Lowe 'tinkering' with second-half approach

July 6th, 2021

ST. PETERSBURG -- Sunday morning at Sahlen Field in Buffalo, N.Y., Rays second baseman said he felt things were starting to come together for him offensively. He had ended his unsatisfying first half with home runs in back-to-back games the previous week, and Rays manager Kevin Cash agreed that the 2019 All-Star seemed to be in a better spot.

But while Tampa Bay has seen a better version of Lowe lately, even in what he called “probably the worst year of my life,” his continued physical and mental adjustments have the Rays believing the best is yet to come.

“We know that Brandon's a special player and a special guy with a bat in his hand,” Cash said Sunday. “I think it's coming that he's going to get really hot here and start doing the damage that he's done for multiple seasons now with us.”

Lowe’s first career grand slam off Cleveland lefty Logan Allen in the second inning of Tampa Bay’s 9-8 win on Monday night was yet another sign of progress. It was his fifth home run in a 12-game stretch, his eighth in 24 games since June 4, his fifth of the season off a left-hander and more proof that his tinkering at the plate will pay off in the second half.

“Coming off a lefty helps that much more, just for his overall psyche,” Cash said after Monday’s game. “We talked in Buffalo [that] we felt Brandon was kind of trending in the right direction, and he's continuing to show that.”

Consider the frustrations of the past nine months for Lowe. The Rays’ most valuable player during the 60-game regular season a year ago, he hit just .118 with 28 strikeouts in 82 plate appearances during the Rays’ run to the World Series. He went to work over the winter, preparing to face opposing pitchers’ best stuff, but it didn’t immediately yield better results to start this season.

At the end of May, Lowe was hitting just .189 with a .679 OPS. Even with his recent improvements, his .205 batting average is 133rd out of 136 qualified big league hitters. He’s struck out 101 times, fifth-most in the Majors. After crushing left-handed pitchers last season, he’s hitting just .115/.196/.299 with 40 strikeouts in 97 plate appearances against them this year. And there’s no obvious explanation, like an injury, for his slump.

Those numbers admittedly ate at the driven Lowe as he saw them on the scoreboard walking up to the plate earlier this season. But at some point, he said, he came to terms with the fact that one at-bat wouldn’t change them. A 3-for-3 day won’t immediately boost his batting average to the .290 or .300 mark he desires. It’s going to take time, one good at-bat after another.

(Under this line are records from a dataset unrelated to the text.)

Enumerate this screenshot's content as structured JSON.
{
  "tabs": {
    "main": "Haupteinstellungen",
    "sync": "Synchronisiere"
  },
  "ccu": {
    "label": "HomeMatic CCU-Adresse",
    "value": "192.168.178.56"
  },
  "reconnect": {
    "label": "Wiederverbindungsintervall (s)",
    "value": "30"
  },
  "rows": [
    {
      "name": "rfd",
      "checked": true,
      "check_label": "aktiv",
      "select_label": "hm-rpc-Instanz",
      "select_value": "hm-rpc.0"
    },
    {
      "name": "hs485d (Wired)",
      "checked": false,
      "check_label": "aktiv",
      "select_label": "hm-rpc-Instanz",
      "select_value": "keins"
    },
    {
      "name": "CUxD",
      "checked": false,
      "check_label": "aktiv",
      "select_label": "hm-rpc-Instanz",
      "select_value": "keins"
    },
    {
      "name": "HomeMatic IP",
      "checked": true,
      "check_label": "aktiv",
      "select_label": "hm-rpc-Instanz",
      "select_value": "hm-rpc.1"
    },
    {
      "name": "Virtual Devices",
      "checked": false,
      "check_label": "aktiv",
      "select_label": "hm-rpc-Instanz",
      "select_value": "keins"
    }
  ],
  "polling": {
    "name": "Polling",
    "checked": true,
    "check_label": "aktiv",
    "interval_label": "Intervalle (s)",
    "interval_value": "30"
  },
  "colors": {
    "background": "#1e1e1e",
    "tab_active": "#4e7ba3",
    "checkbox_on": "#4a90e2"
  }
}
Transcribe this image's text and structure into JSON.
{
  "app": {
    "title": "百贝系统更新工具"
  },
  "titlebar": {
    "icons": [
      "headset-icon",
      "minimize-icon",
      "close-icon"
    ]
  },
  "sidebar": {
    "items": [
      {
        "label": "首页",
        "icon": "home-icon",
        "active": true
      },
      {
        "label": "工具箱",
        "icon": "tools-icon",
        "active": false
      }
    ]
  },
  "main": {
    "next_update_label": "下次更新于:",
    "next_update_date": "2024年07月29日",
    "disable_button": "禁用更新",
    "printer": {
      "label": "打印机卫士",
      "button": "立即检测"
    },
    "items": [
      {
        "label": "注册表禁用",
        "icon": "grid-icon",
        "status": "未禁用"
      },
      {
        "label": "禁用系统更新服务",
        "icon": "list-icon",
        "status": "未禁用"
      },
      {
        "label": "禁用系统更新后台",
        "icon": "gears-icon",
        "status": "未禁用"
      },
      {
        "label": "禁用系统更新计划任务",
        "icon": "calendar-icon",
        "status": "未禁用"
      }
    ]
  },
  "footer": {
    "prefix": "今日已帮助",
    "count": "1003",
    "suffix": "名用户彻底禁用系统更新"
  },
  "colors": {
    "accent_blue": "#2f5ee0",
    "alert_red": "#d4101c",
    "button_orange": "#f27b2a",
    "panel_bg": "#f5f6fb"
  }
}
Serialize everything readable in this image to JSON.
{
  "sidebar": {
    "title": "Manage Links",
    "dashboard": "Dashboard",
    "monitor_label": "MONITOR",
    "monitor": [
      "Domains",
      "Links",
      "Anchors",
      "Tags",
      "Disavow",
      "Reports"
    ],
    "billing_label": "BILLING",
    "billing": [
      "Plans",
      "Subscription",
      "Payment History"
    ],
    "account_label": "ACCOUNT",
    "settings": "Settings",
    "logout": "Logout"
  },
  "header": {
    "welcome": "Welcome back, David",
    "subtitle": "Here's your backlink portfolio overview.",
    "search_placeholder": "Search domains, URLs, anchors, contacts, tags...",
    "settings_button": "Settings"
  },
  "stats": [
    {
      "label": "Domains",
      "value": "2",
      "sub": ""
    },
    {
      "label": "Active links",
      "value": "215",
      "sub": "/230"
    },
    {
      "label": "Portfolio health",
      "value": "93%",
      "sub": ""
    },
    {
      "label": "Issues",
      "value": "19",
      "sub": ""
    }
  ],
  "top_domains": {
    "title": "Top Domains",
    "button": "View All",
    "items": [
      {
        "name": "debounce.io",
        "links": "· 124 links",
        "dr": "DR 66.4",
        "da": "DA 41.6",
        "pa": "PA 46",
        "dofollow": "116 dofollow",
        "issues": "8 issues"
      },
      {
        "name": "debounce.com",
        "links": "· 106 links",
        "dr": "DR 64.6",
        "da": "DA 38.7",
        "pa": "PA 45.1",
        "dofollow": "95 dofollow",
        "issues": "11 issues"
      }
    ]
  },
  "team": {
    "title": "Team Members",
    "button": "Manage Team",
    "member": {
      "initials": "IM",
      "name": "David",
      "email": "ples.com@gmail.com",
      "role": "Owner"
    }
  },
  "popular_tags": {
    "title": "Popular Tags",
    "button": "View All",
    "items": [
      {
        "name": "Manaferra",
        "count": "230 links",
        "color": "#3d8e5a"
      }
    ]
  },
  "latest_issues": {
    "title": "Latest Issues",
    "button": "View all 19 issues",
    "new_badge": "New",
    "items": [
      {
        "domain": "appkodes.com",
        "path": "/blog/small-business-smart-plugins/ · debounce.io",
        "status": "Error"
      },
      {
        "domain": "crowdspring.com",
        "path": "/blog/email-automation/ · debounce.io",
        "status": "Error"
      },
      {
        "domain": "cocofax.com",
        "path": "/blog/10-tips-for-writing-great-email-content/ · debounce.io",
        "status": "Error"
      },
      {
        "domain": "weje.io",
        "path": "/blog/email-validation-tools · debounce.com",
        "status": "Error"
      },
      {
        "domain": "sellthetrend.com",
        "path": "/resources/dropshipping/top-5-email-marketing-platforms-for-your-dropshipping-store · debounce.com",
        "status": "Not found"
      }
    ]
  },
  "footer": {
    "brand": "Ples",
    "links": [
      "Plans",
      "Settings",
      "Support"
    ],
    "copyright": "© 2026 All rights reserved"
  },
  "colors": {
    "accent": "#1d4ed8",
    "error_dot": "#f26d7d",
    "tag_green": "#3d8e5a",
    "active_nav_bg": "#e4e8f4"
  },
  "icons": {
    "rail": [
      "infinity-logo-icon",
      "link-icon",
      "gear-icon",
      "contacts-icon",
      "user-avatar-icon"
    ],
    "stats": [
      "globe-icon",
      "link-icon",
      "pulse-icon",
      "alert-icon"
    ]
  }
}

“It’s a culmination of the whole year. To say that I've had probably the worst year of my life would probably be pretty accurate, and I don't think I've ever hit this bad,” said Lowe, who turned 27 on Tuesday’s off-day. “But instead of looking back over the whole year, you look back 10 games or 10 at-bats, and you can see yourself trending in the right direction. Those are the things we focus on, not everything that's happened this year.”

And there have been some encouraging trends for Lowe. Since June 1, he’s put together an .879 OPS. His overall adjusted OPS+ is 11% better than the league average mark. His performance against right-handed pitchers (.861 OPS) is right in line with his career mark (.859 OPS). He’s hit 17 homers, second on the team behind All-Star catcher Mike Zunino and tied for his career high. He’s driven in 43 runs, third-most on the team.

There’s also this: While he’s four games played away from matching his career-high total of 82, set in 2019, he still has the better part of three months to get his numbers where he wants them to be.

“He’s a competitor. He's a worker. He is very meticulous,” Rays hitting coach Chad Mottola said. “Every day he's probably tinkering, tinkering, tinkering to a fault in order to get this to happen. You'd rather have that guy that's always working than the guy that just shows up. So he's handled it the best way he can handle it, and that's by working.”

Lowe said he’s sent video of his swing to “probably four or five different guys,” seeking input from coaches and friends. He’s constantly working with Mottola and the Rays’ staff, and his most recent tweak -- tucking in his back elbow earlier in his swing -- has helped him stay through the ball longer and drive more back-spun balls to left field. Getting more comfortable with that adjustment, Mottola believes, will only continue to pay dividends.

“The work behind the scenes has been relentless,” Mottola said. “We know what [Lowe] can do, so it's just a matter of time. Luckily, we have 162 [games] instead of 60 this year.”

Lowe has been a streaky hitter throughout his career, alternating scorching stretches with cold spells, so one view is that he’s due for a hot streak soon. With his swing in a better place and a mindset of accepting he can’t change the numbers on the scoreboard in one night, what better time than now?

“It's going to be a process of getting back to where it is,” Lowe said. “As long as I'm up there putting up good at-bats and doing stuff for the team, everything's going to take care of itself.”